Entomologists Kenneth Haynes and Michael Potter of the University of Kentucky came across various research projects, including one study that dates back all the way to the 1940’s, that demonstrated that kidney bean leaves work for bedbugs the way a bear trap works for bears.
“They asked me if I wanted to become involved, and how could I say no,” UCI biologist Kate Louson asked City News Service. “It’s so interesting and exciting.”
Loudon joined the research team along with doctoral student Megan Szyndler and UC Irvine chemist Robert Corn.
“My reaction was, I’ve got to see this to believe it,” Loudon described. “So they put a bug on a bean leaf, and it takes a couple of steps, and bam, it starts struggling.”
The leaf’s hairs are microscopic, but they seem to hook the bed bugs by the leg, preventing them from getting free.
The Journal of the Royal Society Interface published the team’s research on Tuesday.
Other bedbug remedies commonly used include freezing, extreme heat, vacuuming, and pesticides. However, such methods and prove to be expensive and undependable, according to the researchers.
The kidney bean leaf remedy can be traced back to Bulgaria, Serbia, and other southeast European countries.
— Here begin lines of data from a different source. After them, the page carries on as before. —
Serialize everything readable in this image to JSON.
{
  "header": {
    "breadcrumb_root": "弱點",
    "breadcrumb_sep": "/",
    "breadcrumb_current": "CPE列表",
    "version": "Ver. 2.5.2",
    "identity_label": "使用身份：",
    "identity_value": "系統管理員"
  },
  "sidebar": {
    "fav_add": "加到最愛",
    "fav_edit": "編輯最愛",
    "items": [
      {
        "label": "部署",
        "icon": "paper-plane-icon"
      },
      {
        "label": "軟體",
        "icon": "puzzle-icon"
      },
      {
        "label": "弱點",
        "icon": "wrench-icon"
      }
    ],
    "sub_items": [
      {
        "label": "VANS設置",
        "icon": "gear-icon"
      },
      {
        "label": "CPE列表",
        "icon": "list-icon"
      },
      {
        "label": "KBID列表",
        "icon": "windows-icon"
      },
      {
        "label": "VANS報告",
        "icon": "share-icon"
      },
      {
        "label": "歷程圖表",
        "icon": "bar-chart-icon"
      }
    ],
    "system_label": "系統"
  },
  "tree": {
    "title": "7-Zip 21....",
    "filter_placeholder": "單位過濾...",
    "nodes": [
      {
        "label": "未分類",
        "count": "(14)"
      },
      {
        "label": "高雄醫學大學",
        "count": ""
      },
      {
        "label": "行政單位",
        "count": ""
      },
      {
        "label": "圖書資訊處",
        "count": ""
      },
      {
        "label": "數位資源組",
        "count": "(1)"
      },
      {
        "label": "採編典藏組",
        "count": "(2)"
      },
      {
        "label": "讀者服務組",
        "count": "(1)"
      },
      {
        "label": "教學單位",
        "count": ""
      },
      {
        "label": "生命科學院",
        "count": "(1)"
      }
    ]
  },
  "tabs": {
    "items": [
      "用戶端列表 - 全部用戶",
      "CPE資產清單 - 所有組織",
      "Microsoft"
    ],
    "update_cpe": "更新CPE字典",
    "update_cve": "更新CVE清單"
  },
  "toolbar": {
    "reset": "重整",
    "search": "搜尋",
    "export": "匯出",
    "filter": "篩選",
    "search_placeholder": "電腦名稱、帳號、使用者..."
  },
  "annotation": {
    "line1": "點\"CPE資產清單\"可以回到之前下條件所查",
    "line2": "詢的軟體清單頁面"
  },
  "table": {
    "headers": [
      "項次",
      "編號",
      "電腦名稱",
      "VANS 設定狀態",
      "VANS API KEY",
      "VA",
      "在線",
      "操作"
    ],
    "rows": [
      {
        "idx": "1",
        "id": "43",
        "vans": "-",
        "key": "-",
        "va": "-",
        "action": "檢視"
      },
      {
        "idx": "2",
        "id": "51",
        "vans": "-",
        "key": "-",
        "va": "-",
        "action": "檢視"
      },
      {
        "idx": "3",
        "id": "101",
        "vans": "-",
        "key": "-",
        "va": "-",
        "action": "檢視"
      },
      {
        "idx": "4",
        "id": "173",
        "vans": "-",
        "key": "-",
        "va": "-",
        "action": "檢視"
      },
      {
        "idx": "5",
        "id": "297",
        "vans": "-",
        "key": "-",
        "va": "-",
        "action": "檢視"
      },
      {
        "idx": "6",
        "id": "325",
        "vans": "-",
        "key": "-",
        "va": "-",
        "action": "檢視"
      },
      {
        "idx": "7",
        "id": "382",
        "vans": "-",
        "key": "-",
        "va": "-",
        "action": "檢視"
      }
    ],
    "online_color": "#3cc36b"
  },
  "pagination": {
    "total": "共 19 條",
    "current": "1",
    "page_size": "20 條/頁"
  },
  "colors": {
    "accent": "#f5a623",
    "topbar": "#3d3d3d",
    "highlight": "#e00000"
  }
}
The leaves would be put on the floor next to beds, and in the morning, they were burned to exterminate the insects.
The researchers have developed synthetic templates of the kidney bean leaves, and according to Loudon, the technology has been optioned by a company.
Bedbugs were not as widespread a problem in the 1940’s as they are today, primarily due to the use of DDT.
“Bedbug numbers were declining because DDT was legal at the time, and it was very effective,” Loudon said.
DDT was banned by the federal government in the 1970’s as its effect on public health became more apparent.